One year on from major changes to the give way rules, drivers have impressed authorities with their almost seamless response.

Today marks a year since two give way rules were changed to bring New Zealand traffic regulations into line with most of the developed world, and the expected chaos and confusion on the roads did not come to pass, according to police, the New Zealand Transport Association and insurers.

The first change required all traffic turning right to give way to a vehicle coming from the opposite direction and turning left.

The second change was to rules at uncontrolled T-intersections which meant all traffic at the bottom of the T gave way to all traffic at the top of the T.


There had been few accidents as a result of the changes and most drivers seemed to have good awareness and understanding of the new rules, said national road policing manager Superintendent Carey Griffiths.

"The vast majority of drivers grasped the new rules immediately and have continued to use them correctly. We had very few reports of any crashes, congestion or confusion. Drivers were initially cautious and courteous but most seemed to understand the new rules and are applying them without too much difficulty," he said.

An NZTA-commissioned survey of 1000 drivers one month after the changes showed 90 per cent chose the correct option when asked which vehicle gave way at uncontrolled T-intersections, compared with 61 per cent last February before the rules were changed.

For the right-hand turn rule, 89 per cent answered correctly in the April survey compared with 74 per cent in February.

Police said the changes did not appear to have resulted in any increased risk at intersections but analysis of crash data and traffic movements would not be available until later this year.

NZTA spokesman Andy Knackstedt congratulated drivers on their reaction to the changes, saying they had become "second nature" to most.

AA Insurance said it had received fewer than five claims that could be attributed to the new rules, all immediately after the switch.

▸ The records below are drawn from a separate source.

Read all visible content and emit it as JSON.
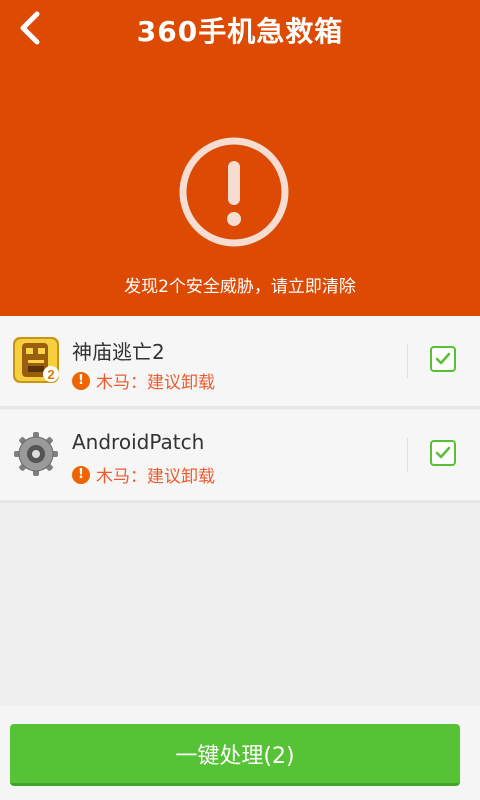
{
  "header": {
    "title": "360手机急救箱",
    "back_icon": "back-arrow-icon",
    "alert_icon": "exclamation-circle-icon",
    "message": "发现2个安全威胁，请立即清除",
    "background_color": "#dc4a04"
  },
  "threats": [
    {
      "app_name": "神庙逃亡2",
      "icon": "temple-run-2-app-icon",
      "threat_label": "木马：建议卸载",
      "checked": true
    },
    {
      "app_name": "AndroidPatch",
      "icon": "gear-app-icon",
      "threat_label": "木马：建议卸载",
      "checked": true
    }
  ],
  "action": {
    "label": "一键处理(2)",
    "color": "#55c335"
  }
}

Its head of corporate affairs, Suzanne Wolton, said these cases involved drivers turning from the top of the T being hit on the front driver's side by vehicles turning right from the bottom. She said the low volume of claims showed Kiwis had adapted quickly and safely, as expected.